Urban Forester's Column: Soil Volume

December 18, 2023

Tree size decreases with less soil volume

Trees need adequate soil volume to grow and to provide the ecological services they offer. The more soil volume the better.

In this photo, you’ll see three trees, in order of size, all the same species, growing in a triangular lawn between two curbs in the pavement. The tree on the far left is the largest, and most robust, with a symmetrical crown, and good structure. The next tree is smaller, it has been pruned to allow for traffic, and branches have been tipped back into dog legs. The last tree, in the point of the triangle, is the smallest and weakest. It lacks secondary branches, has bad taper, and little to no elongation in its twigs. The tree with the biggest soil volume is the biggest. The one with medium soil volume is medium sized. And the one with the least soil volume is the smallest.

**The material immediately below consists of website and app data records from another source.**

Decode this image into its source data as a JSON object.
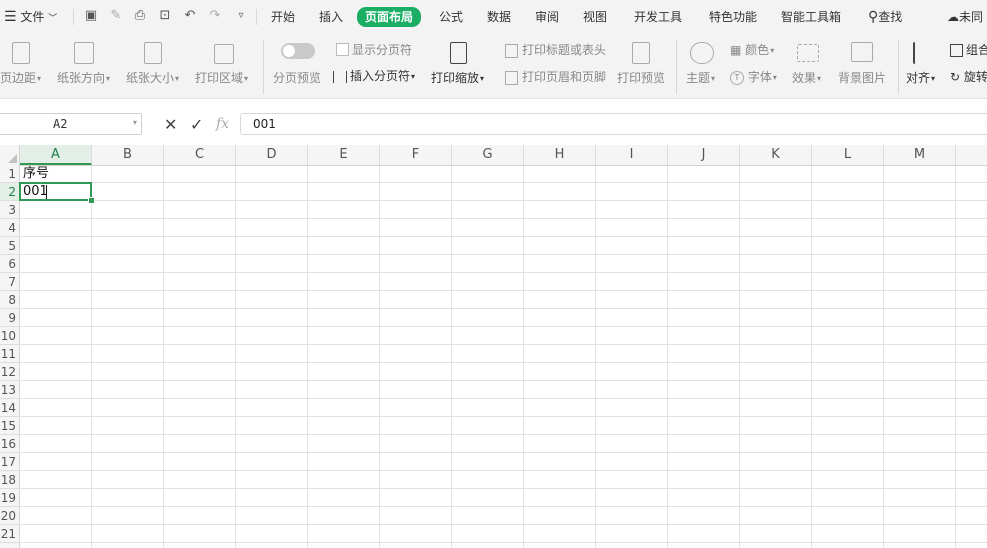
{
  "menubar": {
    "file_label": "文件",
    "tabs": [
      {
        "id": "start",
        "label": "开始"
      },
      {
        "id": "insert",
        "label": "插入"
      },
      {
        "id": "page-layout",
        "label": "页面布局",
        "active": true
      },
      {
        "id": "formulas",
        "label": "公式"
      },
      {
        "id": "data",
        "label": "数据"
      },
      {
        "id": "review",
        "label": "审阅"
      },
      {
        "id": "view",
        "label": "视图"
      },
      {
        "id": "developer",
        "label": "开发工具"
      },
      {
        "id": "features",
        "label": "特色功能"
      },
      {
        "id": "smart-toolbox",
        "label": "智能工具箱"
      }
    ],
    "search_label": "查找",
    "sync_label": "未同"
  },
  "ribbon": {
    "margins": "页边距",
    "orientation": "纸张方向",
    "size": "纸张大小",
    "print_area": "打印区域",
    "page_break_preview": "分页预览",
    "show_page_breaks": "显示分页符",
    "insert_page_break": "插入分页符",
    "print_scaling": "打印缩放",
    "print_titles": "打印标题或表头",
    "print_header_footer": "打印页眉和页脚",
    "print_preview": "打印预览",
    "theme": "主题",
    "colors": "颜色",
    "fonts": "字体",
    "effects": "效果",
    "background": "背景图片",
    "align": "对齐",
    "group": "组合",
    "rotate": "旋转"
  },
  "formula_bar": {
    "name_box": "A2",
    "fx_label": "fx",
    "value": "001"
  },
  "sheet": {
    "columns": [
      "A",
      "B",
      "C",
      "D",
      "E",
      "F",
      "G",
      "H",
      "I",
      "J",
      "K",
      "L",
      "M"
    ],
    "rows": [
      "1",
      "2",
      "3",
      "4",
      "5",
      "6",
      "7",
      "8",
      "9",
      "10",
      "11",
      "12",
      "13",
      "14",
      "15",
      "16",
      "17",
      "18",
      "19",
      "20",
      "21"
    ],
    "selected_column": "A",
    "selected_row": "2",
    "cells": {
      "A1": "序号",
      "A2": "001"
    }
  }
}
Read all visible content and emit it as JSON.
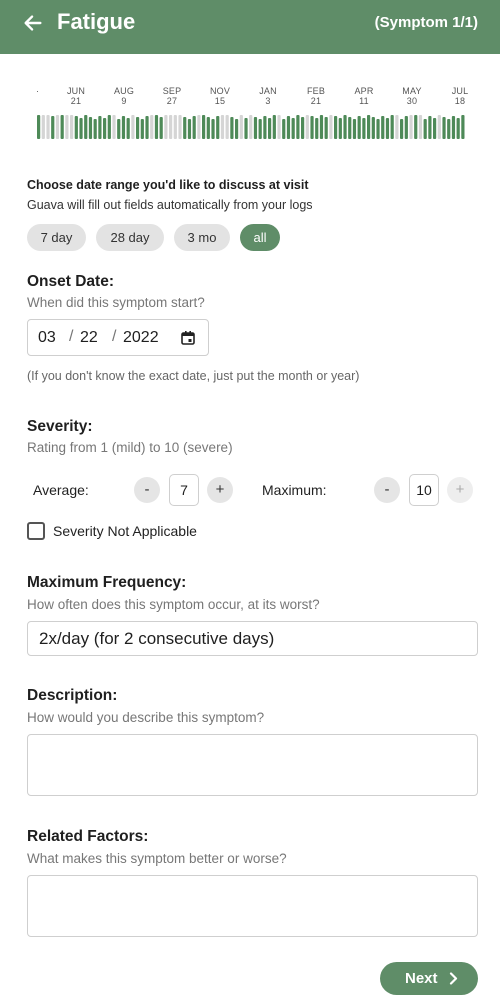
{
  "header": {
    "title": "Fatigue",
    "counter": "(Symptom 1/1)"
  },
  "timeline": {
    "dot": "·",
    "months": [
      {
        "m": "JUN",
        "d": "21"
      },
      {
        "m": "AUG",
        "d": "9"
      },
      {
        "m": "SEP",
        "d": "27"
      },
      {
        "m": "NOV",
        "d": "15"
      },
      {
        "m": "JAN",
        "d": "3"
      },
      {
        "m": "FEB",
        "d": "21"
      },
      {
        "m": "APR",
        "d": "11"
      },
      {
        "m": "MAY",
        "d": "30"
      },
      {
        "m": "JUL",
        "d": "18"
      }
    ],
    "colors": {
      "logged": "#4e8a58",
      "empty": "#d5d5d5"
    },
    "levels": [
      1,
      0,
      0,
      1,
      0,
      1,
      0,
      0,
      1,
      1,
      1,
      1,
      1,
      1,
      1,
      1,
      0,
      1,
      1,
      1,
      0,
      1,
      1,
      1,
      0,
      1,
      1,
      0,
      0,
      0,
      0,
      1,
      1,
      1,
      0,
      1,
      1,
      1,
      1,
      0,
      0,
      1,
      1,
      0,
      1,
      0,
      1,
      1,
      1,
      1,
      1,
      0,
      1,
      1,
      1,
      1,
      1,
      0,
      1,
      1,
      1,
      1,
      0,
      1,
      1,
      1,
      1,
      1,
      1,
      1,
      1,
      1,
      1,
      1,
      1,
      1,
      0,
      1,
      1,
      0,
      1,
      0,
      1,
      1,
      1,
      0,
      1,
      1,
      1,
      1,
      1
    ]
  },
  "date_range": {
    "title": "Choose date range you'd like to discuss at visit",
    "subtitle": "Guava will fill out fields automatically from your logs",
    "options": [
      "7 day",
      "28 day",
      "3 mo",
      "all"
    ],
    "selected": "all"
  },
  "onset": {
    "label": "Onset Date:",
    "help": "When did this symptom start?",
    "month": "03",
    "day": "22",
    "year": "2022",
    "note": "(If you don't know the exact date, just put the month or year)"
  },
  "severity": {
    "label": "Severity:",
    "help": "Rating from 1 (mild) to 10 (severe)",
    "average_label": "Average:",
    "average_value": "7",
    "maximum_label": "Maximum:",
    "maximum_value": "10",
    "minus": "-",
    "plus": "+",
    "not_applicable_label": "Severity Not Applicable"
  },
  "frequency": {
    "label": "Maximum Frequency:",
    "help": "How often does this symptom occur, at its worst?",
    "value": "2x/day (for 2 consecutive days)"
  },
  "description": {
    "label": "Description:",
    "help": "How would you describe this symptom?",
    "value": ""
  },
  "related": {
    "label": "Related Factors:",
    "help": "What makes this symptom better or worse?",
    "value": ""
  },
  "footer": {
    "next_label": "Next"
  }
}
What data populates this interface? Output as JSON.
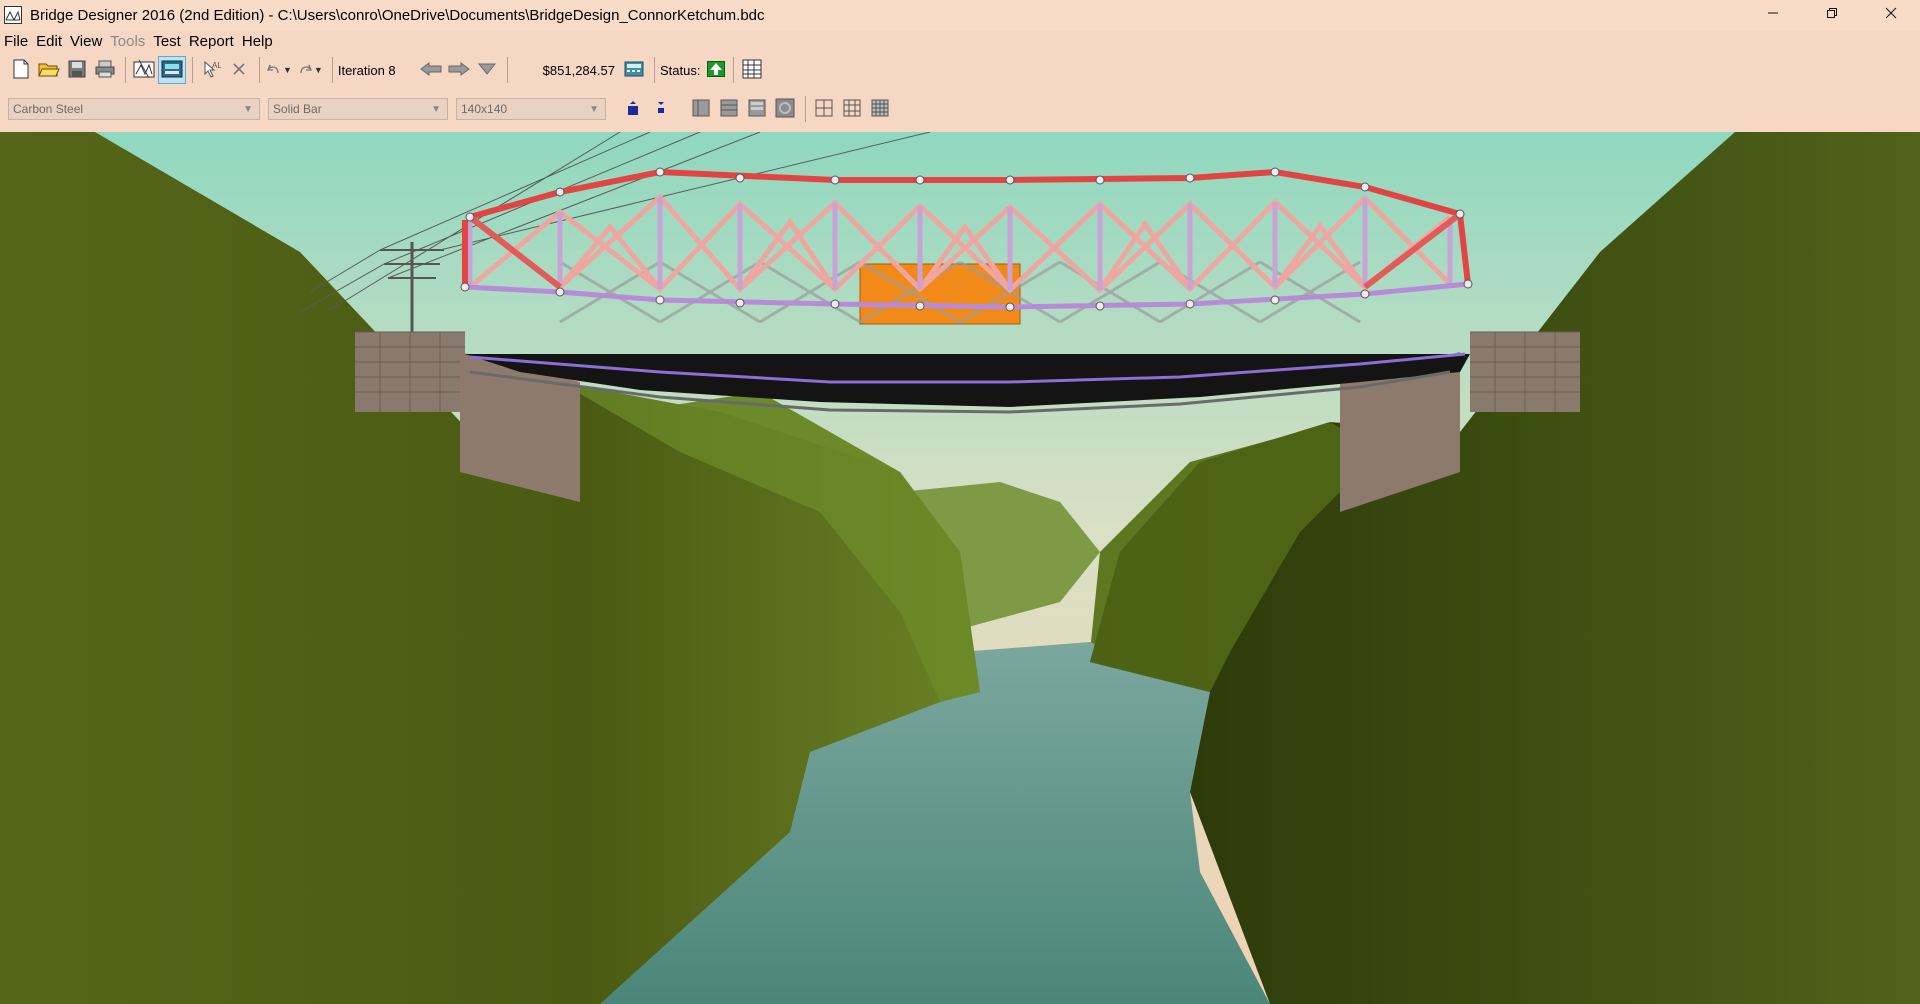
{
  "window": {
    "title": "Bridge Designer 2016 (2nd Edition) - C:\\Users\\conro\\OneDrive\\Documents\\BridgeDesign_ConnorKetchum.bdc",
    "controls": [
      "minimize",
      "restore",
      "close"
    ]
  },
  "menu": {
    "items": [
      {
        "label": "File",
        "enabled": true
      },
      {
        "label": "Edit",
        "enabled": true
      },
      {
        "label": "View",
        "enabled": true
      },
      {
        "label": "Tools",
        "enabled": false
      },
      {
        "label": "Test",
        "enabled": true
      },
      {
        "label": "Report",
        "enabled": true
      },
      {
        "label": "Help",
        "enabled": true
      }
    ]
  },
  "toolbar": {
    "iteration_label": "Iteration 8",
    "cost": "$851,284.57",
    "status_label": "Status:",
    "status_icon": "green-up-arrow-icon",
    "status_color": "#1a9a2a",
    "load_test_active": true
  },
  "toolbar2": {
    "material": "Carbon Steel",
    "section": "Solid Bar",
    "size": "140x140"
  },
  "scene": {
    "sky_top": "#8fd8c0",
    "sky_bottom": "#f2d2b4",
    "hill_color": "#4a5e14",
    "water_color": "#4d8a82",
    "truss_tension_color": "#e06060",
    "truss_compression_color": "#c9a3d6",
    "truck_color": "#f28a1a"
  }
}
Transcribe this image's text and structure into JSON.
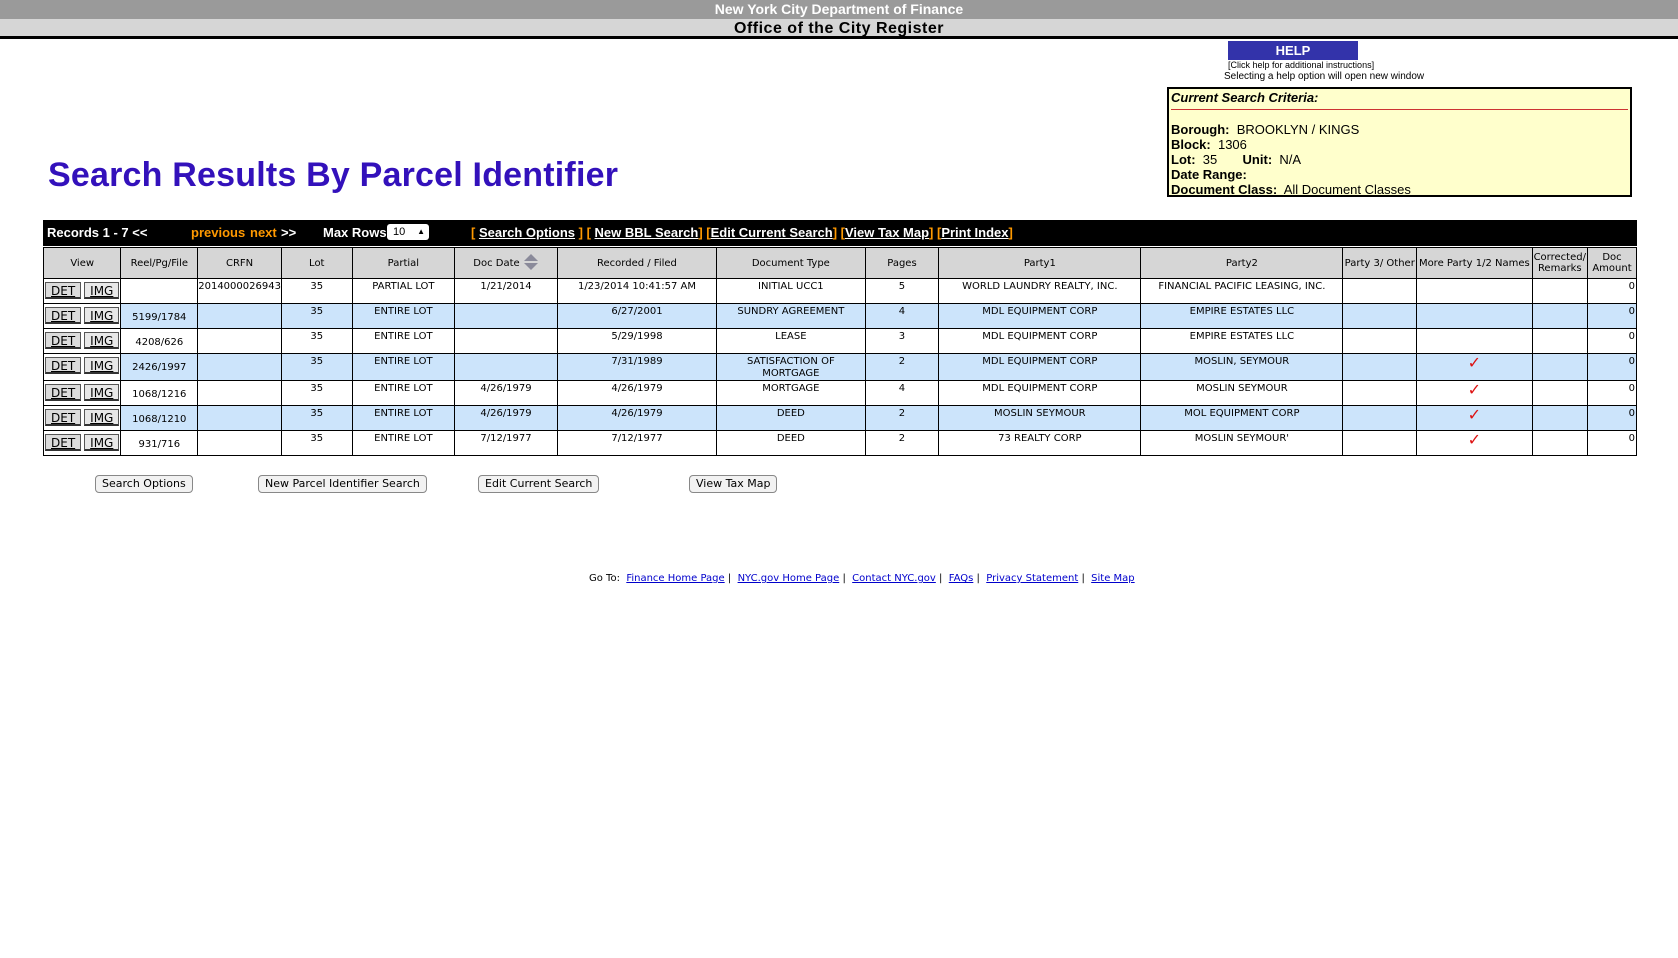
{
  "header": {
    "title": "New York City Department of Finance",
    "subtitle": "Office of the City Register"
  },
  "help": {
    "label": "HELP",
    "note1": "[Click help for additional instructions]",
    "note2": "Selecting a help option will open new window"
  },
  "criteria": {
    "title": "Current Search Criteria:",
    "borough_label": "Borough:",
    "borough_value": "BROOKLYN / KINGS",
    "block_label": "Block:",
    "block_value": "1306",
    "lot_label": "Lot:",
    "lot_value": "35",
    "unit_label": "Unit:",
    "unit_value": "N/A",
    "date_range_label": "Date Range:",
    "doc_class_label": "Document Class:",
    "doc_class_value": "All Document Classes"
  },
  "page_title": "Search Results By Parcel Identifier",
  "nav": {
    "records": "Records 1 - 7 <<",
    "previous": "previous",
    "next": "next",
    "gtgt": ">>",
    "max_rows_label": "Max Rows",
    "max_rows_value": "10",
    "link_search_options": "Search Options",
    "link_new_bbl": "New BBL Search",
    "link_edit_current": "Edit Current Search",
    "link_view_tax_map": "View Tax Map",
    "link_print_index": "Print Index"
  },
  "table": {
    "headers": [
      "View",
      "Reel/Pg/File",
      "CRFN",
      "Lot",
      "Partial",
      "Doc Date",
      "Recorded / Filed",
      "Document Type",
      "Pages",
      "Party1",
      "Party2",
      "Party 3/ Other",
      "More Party 1/2 Names",
      "Corrected/ Remarks",
      "Doc Amount"
    ],
    "det_label": "DET",
    "img_label": "IMG",
    "rows": [
      {
        "reel": "",
        "crfn": "2014000026943",
        "lot": "35",
        "partial": "PARTIAL LOT",
        "doc_date": "1/21/2014",
        "recorded": "1/23/2014 10:41:57 AM",
        "doc_type": "INITIAL UCC1",
        "pages": "5",
        "party1": "WORLD LAUNDRY REALTY, INC.",
        "party2": "FINANCIAL PACIFIC LEASING, INC.",
        "party3": "",
        "more": "",
        "corrected": "",
        "amount": "0"
      },
      {
        "reel": "5199/1784",
        "crfn": "",
        "lot": "35",
        "partial": "ENTIRE LOT",
        "doc_date": "",
        "recorded": "6/27/2001",
        "doc_type": "SUNDRY AGREEMENT",
        "pages": "4",
        "party1": "MDL EQUIPMENT CORP",
        "party2": "EMPIRE ESTATES LLC",
        "party3": "",
        "more": "",
        "corrected": "",
        "amount": "0"
      },
      {
        "reel": "4208/626",
        "crfn": "",
        "lot": "35",
        "partial": "ENTIRE LOT",
        "doc_date": "",
        "recorded": "5/29/1998",
        "doc_type": "LEASE",
        "pages": "3",
        "party1": "MDL EQUIPMENT CORP",
        "party2": "EMPIRE ESTATES LLC",
        "party3": "",
        "more": "",
        "corrected": "",
        "amount": "0"
      },
      {
        "reel": "2426/1997",
        "crfn": "",
        "lot": "35",
        "partial": "ENTIRE LOT",
        "doc_date": "",
        "recorded": "7/31/1989",
        "doc_type": "SATISFACTION OF MORTGAGE",
        "pages": "2",
        "party1": "MDL EQUIPMENT CORP",
        "party2": "MOSLIN, SEYMOUR",
        "party3": "",
        "more": "✓",
        "corrected": "",
        "amount": "0"
      },
      {
        "reel": "1068/1216",
        "crfn": "",
        "lot": "35",
        "partial": "ENTIRE LOT",
        "doc_date": "4/26/1979",
        "recorded": "4/26/1979",
        "doc_type": "MORTGAGE",
        "pages": "4",
        "party1": "MDL EQUIPMENT CORP",
        "party2": "MOSLIN SEYMOUR",
        "party3": "",
        "more": "✓",
        "corrected": "",
        "amount": "0"
      },
      {
        "reel": "1068/1210",
        "crfn": "",
        "lot": "35",
        "partial": "ENTIRE LOT",
        "doc_date": "4/26/1979",
        "recorded": "4/26/1979",
        "doc_type": "DEED",
        "pages": "2",
        "party1": "MOSLIN SEYMOUR",
        "party2": "MOL EQUIPMENT CORP",
        "party3": "",
        "more": "✓",
        "corrected": "",
        "amount": "0"
      },
      {
        "reel": "931/716",
        "crfn": "",
        "lot": "35",
        "partial": "ENTIRE LOT",
        "doc_date": "7/12/1977",
        "recorded": "7/12/1977",
        "doc_type": "DEED",
        "pages": "2",
        "party1": "73 REALTY CORP",
        "party2": "MOSLIN SEYMOUR'",
        "party3": "",
        "more": "✓",
        "corrected": "",
        "amount": "0"
      }
    ]
  },
  "buttons": {
    "search_options": "Search Options",
    "new_parcel": "New Parcel Identifier Search",
    "edit_current": "Edit Current Search",
    "view_tax_map": "View Tax Map"
  },
  "footer": {
    "goto": "Go To:",
    "links": [
      "Finance Home Page",
      "NYC.gov Home Page",
      "Contact NYC.gov",
      "FAQs",
      "Privacy Statement",
      "Site Map"
    ]
  },
  "colors": {
    "title_blue": "#3311bb",
    "row_alt": "#cce4fb",
    "criteria_bg": "#ffffcc",
    "nav_orange": "#ff9900",
    "check_red": "#dd1111"
  }
}
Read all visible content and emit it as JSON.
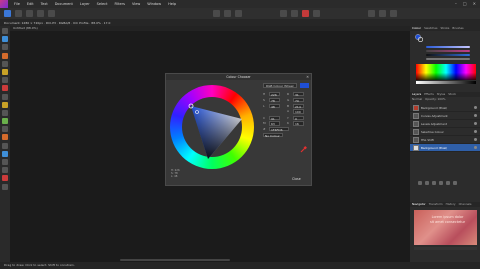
{
  "menu": {
    "items": [
      "File",
      "Edit",
      "Text",
      "Document",
      "Layer",
      "Select",
      "Filters",
      "View",
      "Window",
      "Help"
    ]
  },
  "context_bar": {
    "text": "Document: 1280 × 720px · DCI-P3 · RGBA/8 · ICC Profile · 88.0% · 17.0"
  },
  "document_tab": {
    "label": "Untitled (88.0%)"
  },
  "dialog": {
    "title": "Colour Chooser",
    "mode_select": "RGB Colour Wheel",
    "current_color": "#1f4fd6",
    "fields": [
      {
        "label": "H",
        "value": "226",
        "label2": "R",
        "value2": "31"
      },
      {
        "label": "S",
        "value": "78",
        "label2": "G",
        "value2": "79"
      },
      {
        "label": "L",
        "value": "48",
        "label2": "B",
        "value2": "214"
      },
      {
        "label": "",
        "value": "",
        "label2": "A",
        "value2": "100"
      }
    ],
    "hex_label": "#",
    "hex_value": "1F4FD6",
    "extra_fields": [
      {
        "label": "C",
        "value": "91"
      },
      {
        "label": "M",
        "value": "63"
      },
      {
        "label": "Y",
        "value": "0"
      },
      {
        "label": "K",
        "value": "16"
      }
    ],
    "no_colour_label": "No Colour",
    "legend": [
      "H: 226",
      "S: 78",
      "L: 48"
    ],
    "close_label": "Close"
  },
  "right_panel": {
    "top_tabs": [
      "Colour",
      "Swatches",
      "Stroke",
      "Brushes"
    ],
    "layers_tabs": [
      "Layers",
      "Effects",
      "Styles",
      "Stock"
    ],
    "blend_label": "Normal",
    "opacity_label": "Opacity: 100%",
    "layers": [
      {
        "name": "Background (Pixel)",
        "thumb": "red",
        "selected": false
      },
      {
        "name": "Curves Adjustment",
        "thumb": "gray",
        "selected": false
      },
      {
        "name": "Levels Adjustment",
        "thumb": "gray",
        "selected": false
      },
      {
        "name": "Selective Colour",
        "thumb": "gray",
        "selected": false
      },
      {
        "name": "HSL Shift",
        "thumb": "gray",
        "selected": false
      },
      {
        "name": "Background (Pixel)",
        "thumb": "white",
        "selected": true
      }
    ],
    "navigator_tabs": [
      "Navigator",
      "Transform",
      "History",
      "Channels"
    ],
    "navigator_text": [
      "Lorem ipsum dolor",
      "sit amet consectetur"
    ]
  },
  "status": {
    "text": "Drag to draw. Click to select. Shift to constrain."
  },
  "colors": {
    "accent": "#3b78d8",
    "selected_layer": "#2f5fa8"
  }
}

I am confident that those three trees were planted on the same day. Species, geolocation, soil type, weather and age are all well controlled in this unintentional experiment. The main difference between the trees is their available soil volume.

Engineers, review board members and landowners who must have all signed off on the drawings for this strip mall, understood that roads, parking lots and lanes need to be well designed to function. They knew that the speed limits, signage and even the painted markings on the ground had to be finely tuned to the needs of the drivers. The interwoven turning lanes and parking lots and drive-throughs were all engineered for the smooth, almost inevitable, flow of cars off the four-lane highway and into these little eddies of vehicular traffic where they swirled into restaurants and shopping centers without needing to come to a complete stop. What if we put as much expertise into growing trees?

Pavement is just like paint. It hardens into something that looks so permanent, but once you see it scraped up you realize how very thin it is. We can repaint the stripes on the road to create bike lanes and crosswalks. We can rip out pavement to make root zones just the same.

Bigger trees provide bigger benefits. We can use green infrastructure to deal with storm water, heat islands and poor air quality, all side effects of the climate crisis, but the trees can’t provide these benefits without enough soil volume and pervious surface to thrive. We can design adequate soil space for trees using structural soils and silva cells and unpaved swales between rows of parked cars. We are in control of our built environment. It is no more permanent than a coat of paint. This is something we need to celebrate in order to tear out, clean up, and rebuild the future we want to raise our children in.

Arborists can do a whole lot with a climbing rope and a saw. Imagine what we can do with drafting pencils and jack hammers.

Author: Adam McCullough, VT UCF Urban Forester